Back in New York City, Bloomberg is a staunch defender of the controversial stop-and-frisk policing strategy, which lets officers make warrantless stops of anyone deemed suspicious. The policy came under scrutiny in a federal court last week with supporters – including Bloomberg’s administration – saying it’s helped bring crime down to historic lows, that officers should be able to stop anyone they deem suspicious and that the policy has helped make predominately black and Latino neighborhoods safer. “There is no denying that stops take guns off the street and save lives,” Bloomberg has said.

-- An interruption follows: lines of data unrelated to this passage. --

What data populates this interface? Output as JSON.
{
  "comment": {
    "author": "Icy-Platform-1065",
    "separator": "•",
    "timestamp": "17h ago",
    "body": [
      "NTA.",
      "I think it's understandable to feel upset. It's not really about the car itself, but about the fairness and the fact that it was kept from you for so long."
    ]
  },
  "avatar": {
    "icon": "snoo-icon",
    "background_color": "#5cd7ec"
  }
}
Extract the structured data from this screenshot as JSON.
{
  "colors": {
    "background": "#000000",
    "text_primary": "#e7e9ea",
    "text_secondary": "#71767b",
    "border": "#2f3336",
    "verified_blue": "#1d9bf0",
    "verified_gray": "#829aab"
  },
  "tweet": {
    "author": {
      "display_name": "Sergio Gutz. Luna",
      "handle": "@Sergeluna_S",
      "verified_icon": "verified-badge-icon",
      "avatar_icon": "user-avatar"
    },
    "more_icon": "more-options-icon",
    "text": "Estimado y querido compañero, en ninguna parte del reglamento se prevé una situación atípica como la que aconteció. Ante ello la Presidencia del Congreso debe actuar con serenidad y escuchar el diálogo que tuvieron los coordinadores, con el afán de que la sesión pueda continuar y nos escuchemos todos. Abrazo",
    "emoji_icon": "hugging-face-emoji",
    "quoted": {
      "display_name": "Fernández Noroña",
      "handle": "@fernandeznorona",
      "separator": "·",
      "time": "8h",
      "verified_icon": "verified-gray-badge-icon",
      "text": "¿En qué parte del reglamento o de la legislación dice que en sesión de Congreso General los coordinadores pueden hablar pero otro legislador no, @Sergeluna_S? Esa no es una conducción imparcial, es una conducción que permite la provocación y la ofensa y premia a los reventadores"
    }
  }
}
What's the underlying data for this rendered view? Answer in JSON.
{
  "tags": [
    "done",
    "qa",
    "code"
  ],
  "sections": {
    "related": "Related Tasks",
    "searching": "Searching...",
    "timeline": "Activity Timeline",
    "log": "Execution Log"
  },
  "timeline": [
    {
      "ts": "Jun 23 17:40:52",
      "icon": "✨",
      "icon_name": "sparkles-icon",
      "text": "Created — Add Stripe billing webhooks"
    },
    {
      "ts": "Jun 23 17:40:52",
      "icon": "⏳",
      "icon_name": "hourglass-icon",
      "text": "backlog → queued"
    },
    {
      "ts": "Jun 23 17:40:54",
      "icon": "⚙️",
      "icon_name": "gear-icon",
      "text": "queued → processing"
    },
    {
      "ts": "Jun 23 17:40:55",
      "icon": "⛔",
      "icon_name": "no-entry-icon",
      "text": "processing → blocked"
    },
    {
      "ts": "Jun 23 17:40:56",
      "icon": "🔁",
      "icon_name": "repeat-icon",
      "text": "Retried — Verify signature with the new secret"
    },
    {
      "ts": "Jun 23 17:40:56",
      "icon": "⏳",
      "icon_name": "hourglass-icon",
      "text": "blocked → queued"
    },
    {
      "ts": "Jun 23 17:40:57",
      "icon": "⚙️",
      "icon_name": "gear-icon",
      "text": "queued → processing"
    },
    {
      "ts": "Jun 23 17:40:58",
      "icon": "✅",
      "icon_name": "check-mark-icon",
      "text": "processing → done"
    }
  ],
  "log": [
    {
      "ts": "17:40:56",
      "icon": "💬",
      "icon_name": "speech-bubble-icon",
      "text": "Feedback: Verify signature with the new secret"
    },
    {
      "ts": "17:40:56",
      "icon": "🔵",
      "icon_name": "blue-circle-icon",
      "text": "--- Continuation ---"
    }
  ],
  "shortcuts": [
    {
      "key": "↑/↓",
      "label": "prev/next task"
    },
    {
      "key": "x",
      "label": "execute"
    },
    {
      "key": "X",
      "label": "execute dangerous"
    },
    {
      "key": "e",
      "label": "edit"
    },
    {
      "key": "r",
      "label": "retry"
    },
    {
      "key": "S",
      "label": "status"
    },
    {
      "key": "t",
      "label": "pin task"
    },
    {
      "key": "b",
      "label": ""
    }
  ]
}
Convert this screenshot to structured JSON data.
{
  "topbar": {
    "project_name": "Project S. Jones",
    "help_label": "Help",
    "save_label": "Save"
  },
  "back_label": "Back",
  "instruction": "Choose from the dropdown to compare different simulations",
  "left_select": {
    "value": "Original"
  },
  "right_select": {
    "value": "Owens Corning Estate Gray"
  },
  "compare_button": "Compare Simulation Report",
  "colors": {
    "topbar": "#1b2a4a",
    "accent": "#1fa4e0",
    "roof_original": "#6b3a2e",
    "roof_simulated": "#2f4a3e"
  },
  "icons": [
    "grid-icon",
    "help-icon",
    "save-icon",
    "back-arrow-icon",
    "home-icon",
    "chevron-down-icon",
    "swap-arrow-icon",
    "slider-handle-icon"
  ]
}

Opponents of stop-and-frisk, including national and state civil liberties and civil rights groups, criticize the policy as an invasion of privacy or legally sanctioned racial profiling, since the majority of those stopped are black and Latino males. Bloomberg’s staunch defense of stop-and-frisk in the face of such national opposition from the left contrasts with the support he’s getting from similar sectors on the role he’s playing in the gun control debate. …

The soda ban wasn’t beloved by all Democrats or folks on the left, either. Democratic New York Mayoral candidate Christine Quinn doesn’t support the soda ban. “This is what makes liberals look bad. This is what makes liberals look like elitist bullies,” HBO host Bill Maher said on his show.